BROOKSVILLE — Owners of loud car stereos who drive the streets of Brooksville may once again face fines if the City Council agrees Monday night to amend a 7-year-old ordinance.
Two years ago, Brooksville officials chose to stop enforcing the vehicle noise ordinance, which had been passed to give police the ability to cite motorists whose vehicles' audio systems produced "clearly audible" sounds at 25 feet, while a case challenging a similar state law made its way to the Florida Supreme Court.
That case was decided in December, with justices ruling that the state's noise law was arbitrary and vague in that it prohibited certain forms of speech, such as loud car stereos, while allowing exceptions for vehicles that are used "for business or political purposes."
This spring, the Florida Legislature considered a bill to make the state law comply with the court's decision, but it failed to pass. For Brooksville and other municipalities that crafted noise ordinances after the state's, the court ruling provided an interesting legal twist.
While the high court nixed the law's constitutionality based on its arbitrary standards, it did not take issue with the "plainly audible" provision.
Brooksville Police Capt.

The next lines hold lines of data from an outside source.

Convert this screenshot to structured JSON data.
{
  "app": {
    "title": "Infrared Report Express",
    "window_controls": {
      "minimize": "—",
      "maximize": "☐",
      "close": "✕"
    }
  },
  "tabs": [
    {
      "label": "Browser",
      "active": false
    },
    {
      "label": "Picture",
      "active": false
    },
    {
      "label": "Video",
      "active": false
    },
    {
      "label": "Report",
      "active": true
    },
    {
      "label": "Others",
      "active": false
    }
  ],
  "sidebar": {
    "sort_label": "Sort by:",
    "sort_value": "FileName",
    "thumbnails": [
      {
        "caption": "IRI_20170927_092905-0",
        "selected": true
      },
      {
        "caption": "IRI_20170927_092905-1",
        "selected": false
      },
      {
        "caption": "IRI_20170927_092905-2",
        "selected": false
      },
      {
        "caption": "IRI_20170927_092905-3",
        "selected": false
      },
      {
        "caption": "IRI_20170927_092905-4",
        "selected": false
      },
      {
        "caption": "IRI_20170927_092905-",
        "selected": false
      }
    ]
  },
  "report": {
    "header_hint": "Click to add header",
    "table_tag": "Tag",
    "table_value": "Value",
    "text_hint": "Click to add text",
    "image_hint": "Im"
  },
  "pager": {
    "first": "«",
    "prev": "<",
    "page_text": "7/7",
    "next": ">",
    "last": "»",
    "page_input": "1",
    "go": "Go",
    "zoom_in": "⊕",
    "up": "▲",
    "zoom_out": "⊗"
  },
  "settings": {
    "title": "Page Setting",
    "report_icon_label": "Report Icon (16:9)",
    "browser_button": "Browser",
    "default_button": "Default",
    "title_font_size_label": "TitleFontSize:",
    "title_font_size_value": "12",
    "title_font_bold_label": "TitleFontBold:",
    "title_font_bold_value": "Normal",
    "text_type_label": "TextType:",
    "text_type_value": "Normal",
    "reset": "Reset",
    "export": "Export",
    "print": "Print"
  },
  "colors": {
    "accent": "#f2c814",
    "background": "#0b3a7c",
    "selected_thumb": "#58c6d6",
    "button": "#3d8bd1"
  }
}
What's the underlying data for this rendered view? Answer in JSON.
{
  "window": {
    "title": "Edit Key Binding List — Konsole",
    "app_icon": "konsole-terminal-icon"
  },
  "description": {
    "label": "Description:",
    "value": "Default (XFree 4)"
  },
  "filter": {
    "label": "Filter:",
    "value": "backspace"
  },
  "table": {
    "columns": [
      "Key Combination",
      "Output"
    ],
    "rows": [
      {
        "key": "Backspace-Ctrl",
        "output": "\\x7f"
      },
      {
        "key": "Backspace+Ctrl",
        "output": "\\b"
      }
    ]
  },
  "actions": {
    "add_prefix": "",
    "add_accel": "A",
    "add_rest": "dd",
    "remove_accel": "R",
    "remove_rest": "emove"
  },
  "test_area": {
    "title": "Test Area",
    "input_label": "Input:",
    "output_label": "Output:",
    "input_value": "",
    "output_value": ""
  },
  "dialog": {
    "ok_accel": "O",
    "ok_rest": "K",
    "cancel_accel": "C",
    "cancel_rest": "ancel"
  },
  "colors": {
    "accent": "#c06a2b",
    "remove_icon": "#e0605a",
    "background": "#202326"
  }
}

Rick Hankins said that city attorneys decided simply to remove language in the city's ordinance that made exceptions for business or political purposes.
Violators will be charged according to the penalties adopted in 2006. Fines are $250 for a first offense, $500 for a second offense and $750 for a third offense.
Hankins said that having the ordinance in place again will allow his department to deal with a problem that has grown during the time the city has not been able to issue citations.
"It's a big nuisance for a lot of residents, especially at night," Hankins said. "We normally get between two and three complaints every day, but we haven't been able to do anything about it. Having that ordinance in place will help a lot."
Logan Neill can be reached at email@example.com or (352) 848-1435.